Next. Napoletano hit the forward arrow.

“How do you turn off Zeppelin?” Steve Harbour, an owner of the plaza, yelled from below.

Napoletano pulled down his respirator. “This isn’t your show,” said the voice from above, grinning like the kid who had just scribbled on the living room wall.

Tool came on, and the artist thrummed his fingers on the lift’s handrail. His even rhythm and a well-worn tour T-shirt gave away a musical history. He’d been a drummer, playing in bands since he was 12. But later, music took a backseat to an interest in architecture.

“I really wanted to build buildings — and now I paint them.” Napoletano said. “Growing up, my grandmother owned a gallery and, as little kids, we used to fiddle around with watercolors and what have you, but I didn’t take it seriously.”


It was a high school art teacher who convinced Napoletano to create a portfolio over the summer after junior year. “I was like, ‘Well, let’s roll the dice and see if we can do this,’” Napoletano said.

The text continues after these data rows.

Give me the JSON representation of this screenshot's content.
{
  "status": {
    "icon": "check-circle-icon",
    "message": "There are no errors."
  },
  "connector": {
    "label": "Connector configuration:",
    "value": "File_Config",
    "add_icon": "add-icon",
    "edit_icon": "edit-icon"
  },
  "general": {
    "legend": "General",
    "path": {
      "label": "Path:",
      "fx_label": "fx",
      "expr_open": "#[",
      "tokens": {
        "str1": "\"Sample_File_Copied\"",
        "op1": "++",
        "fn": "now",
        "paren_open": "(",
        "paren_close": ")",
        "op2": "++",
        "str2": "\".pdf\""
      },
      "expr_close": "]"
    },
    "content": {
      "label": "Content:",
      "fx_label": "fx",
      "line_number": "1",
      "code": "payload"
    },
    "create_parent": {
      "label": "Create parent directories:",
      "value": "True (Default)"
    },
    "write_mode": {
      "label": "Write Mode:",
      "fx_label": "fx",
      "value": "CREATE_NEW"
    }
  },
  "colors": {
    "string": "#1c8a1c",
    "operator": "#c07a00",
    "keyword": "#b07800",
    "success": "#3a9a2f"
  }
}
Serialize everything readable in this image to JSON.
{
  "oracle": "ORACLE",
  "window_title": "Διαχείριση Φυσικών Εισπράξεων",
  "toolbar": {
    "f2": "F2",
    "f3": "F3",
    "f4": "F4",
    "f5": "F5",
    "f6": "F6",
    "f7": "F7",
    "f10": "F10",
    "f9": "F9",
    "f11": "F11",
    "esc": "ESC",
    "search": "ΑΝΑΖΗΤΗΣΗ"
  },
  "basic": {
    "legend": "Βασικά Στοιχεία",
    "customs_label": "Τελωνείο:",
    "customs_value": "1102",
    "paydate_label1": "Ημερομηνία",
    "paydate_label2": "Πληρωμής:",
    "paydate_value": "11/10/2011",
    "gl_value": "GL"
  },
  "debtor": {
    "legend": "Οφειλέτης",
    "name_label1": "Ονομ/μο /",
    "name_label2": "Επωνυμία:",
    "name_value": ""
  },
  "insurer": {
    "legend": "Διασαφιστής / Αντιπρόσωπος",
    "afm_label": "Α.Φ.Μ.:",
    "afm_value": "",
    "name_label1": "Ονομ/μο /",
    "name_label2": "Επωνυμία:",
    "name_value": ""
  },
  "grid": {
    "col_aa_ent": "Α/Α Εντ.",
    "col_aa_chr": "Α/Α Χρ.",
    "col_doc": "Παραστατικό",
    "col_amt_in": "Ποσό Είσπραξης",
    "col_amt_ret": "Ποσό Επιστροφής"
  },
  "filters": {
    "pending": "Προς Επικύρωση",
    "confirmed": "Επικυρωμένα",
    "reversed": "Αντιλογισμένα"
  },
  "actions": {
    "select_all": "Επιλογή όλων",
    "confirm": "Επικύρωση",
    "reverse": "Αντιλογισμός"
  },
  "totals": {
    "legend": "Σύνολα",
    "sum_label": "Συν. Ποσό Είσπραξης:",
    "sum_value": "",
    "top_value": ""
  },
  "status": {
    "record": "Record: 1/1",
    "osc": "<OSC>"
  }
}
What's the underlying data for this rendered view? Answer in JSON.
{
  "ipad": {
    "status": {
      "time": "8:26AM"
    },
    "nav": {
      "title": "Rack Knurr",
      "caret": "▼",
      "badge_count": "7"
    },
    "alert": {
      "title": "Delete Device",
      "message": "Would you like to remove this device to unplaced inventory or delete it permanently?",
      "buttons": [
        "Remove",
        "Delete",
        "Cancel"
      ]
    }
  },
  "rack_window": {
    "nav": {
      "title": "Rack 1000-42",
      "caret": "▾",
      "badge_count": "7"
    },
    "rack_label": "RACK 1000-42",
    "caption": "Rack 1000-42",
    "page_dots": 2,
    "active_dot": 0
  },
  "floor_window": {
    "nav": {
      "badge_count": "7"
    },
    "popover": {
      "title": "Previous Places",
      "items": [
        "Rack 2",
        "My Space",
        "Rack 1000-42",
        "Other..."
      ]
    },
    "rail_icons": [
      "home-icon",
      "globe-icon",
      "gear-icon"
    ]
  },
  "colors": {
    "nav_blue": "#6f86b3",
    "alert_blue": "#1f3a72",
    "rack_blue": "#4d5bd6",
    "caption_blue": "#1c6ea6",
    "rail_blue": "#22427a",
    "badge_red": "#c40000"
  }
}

While studying at the University of Hartford, barely a morning’s commute away from his hometown of Colchester, Connecticut, he collected credits in painting, design and sculpture, collaging them together into an unconventional Bachelor of Fine Arts.

With the quick chh of an offhand spray — as if he understood brevity was the key to the beauty that came from his hands — Napoletano hopped down from the lift and backpedaled to size up his colossus. “We’re going to mood-up that corner,” he said mostly to himself, motioning in a general direction before climbing back to work.

“My style has shifted, and I feel like I’m a little bit manic, and I get bored really easily,” Napoletano said, as if trying on the theory. “Not actually manic, but I have a tendency to want to see if I can do new things.

“When I lived in Italy, I was seeing all the art there and learned that Michelangelo and all these brilliant minds were really young when they were making their paintings and sculptures,” he said. A deep breath transports him in place and time, back to a young man asking a young man’s question. “I’m 19, 20 years old. If I can’t paint like them at this age, and we have more technology, then what the hell am I doing?”


In an attempt to touch the hem of the Italian masters, Napoletano asked his then-girlfriend to teach him how to paint with oils and poured money into a canvas the size of a billboard.

“And that was all the money I had,” he said with his eyebrows raised, taken aback by his naivete until he remembered he already knew the ending. “I took the painting, shipped it out to Michigan to a gallery and, within two weeks, it sold and gave me the money to start my career.”

But galleries and private collections were only a way station for Napoletano. He supersized his art, upgrading to public works large enough for the gods but meant to be viewed by the masses. With each surface, he experiments with mediums, tools and composition, an aerosol version of the 30-something artist who stared at the ceiling of a chapel in the 1500s. “So then, it was like, ‘OK, can I teach myself how to paint with spray cans?’”

Napoletano has finished dozens of murals, combining spray and exterior paints into layers, from his first commission in Athens, Georgia, to the hyperrealist portraits and bodies in motion that dance across Charlotte and Denver, to a blue eye in central Pennsylvania so big it could pierce the heavens.

“Every year or two, I get bored and frustrated and need to do something else,” Napoletano said. “I want to build this giant stained-glass piece, so I’m trying to put that out into the ether. I feel like if I’m not in the unknown, then it’s not worth it, right?”  PS

View Nick Napoletano’s artwork at

Jenna Biter is a writer and military wife in the Sandhills. She can be reached at